PROBLEM STATEMENT>
Scan the records below and copy every line that contains the string "Open".

DATA FOR REVIEW>
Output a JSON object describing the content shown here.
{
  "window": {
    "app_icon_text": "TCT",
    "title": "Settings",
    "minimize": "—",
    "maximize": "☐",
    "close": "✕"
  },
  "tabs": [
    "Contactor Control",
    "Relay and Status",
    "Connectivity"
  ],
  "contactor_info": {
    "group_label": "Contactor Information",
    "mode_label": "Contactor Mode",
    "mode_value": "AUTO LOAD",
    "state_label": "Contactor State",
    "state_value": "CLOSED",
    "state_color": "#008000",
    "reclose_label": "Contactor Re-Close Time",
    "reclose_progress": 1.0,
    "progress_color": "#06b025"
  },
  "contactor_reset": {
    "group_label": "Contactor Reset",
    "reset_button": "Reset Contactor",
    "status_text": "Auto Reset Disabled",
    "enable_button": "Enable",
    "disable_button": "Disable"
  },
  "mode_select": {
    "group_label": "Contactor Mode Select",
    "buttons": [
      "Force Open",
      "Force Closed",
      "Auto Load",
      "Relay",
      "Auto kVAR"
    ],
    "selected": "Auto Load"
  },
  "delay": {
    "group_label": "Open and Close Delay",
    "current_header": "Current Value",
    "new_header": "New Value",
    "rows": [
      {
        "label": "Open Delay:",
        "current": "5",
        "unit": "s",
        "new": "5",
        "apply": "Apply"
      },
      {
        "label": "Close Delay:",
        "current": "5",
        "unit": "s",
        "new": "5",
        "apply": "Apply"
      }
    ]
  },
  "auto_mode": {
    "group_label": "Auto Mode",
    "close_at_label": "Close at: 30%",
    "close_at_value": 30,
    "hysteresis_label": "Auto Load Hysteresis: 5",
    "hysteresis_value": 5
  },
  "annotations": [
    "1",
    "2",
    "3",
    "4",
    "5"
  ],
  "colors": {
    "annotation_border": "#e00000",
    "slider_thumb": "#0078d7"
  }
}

RESULT FOR THIS EXERCISE>
      "Force Open",
    "group_label": "Open and Close Delay",
        "label": "Open Delay:",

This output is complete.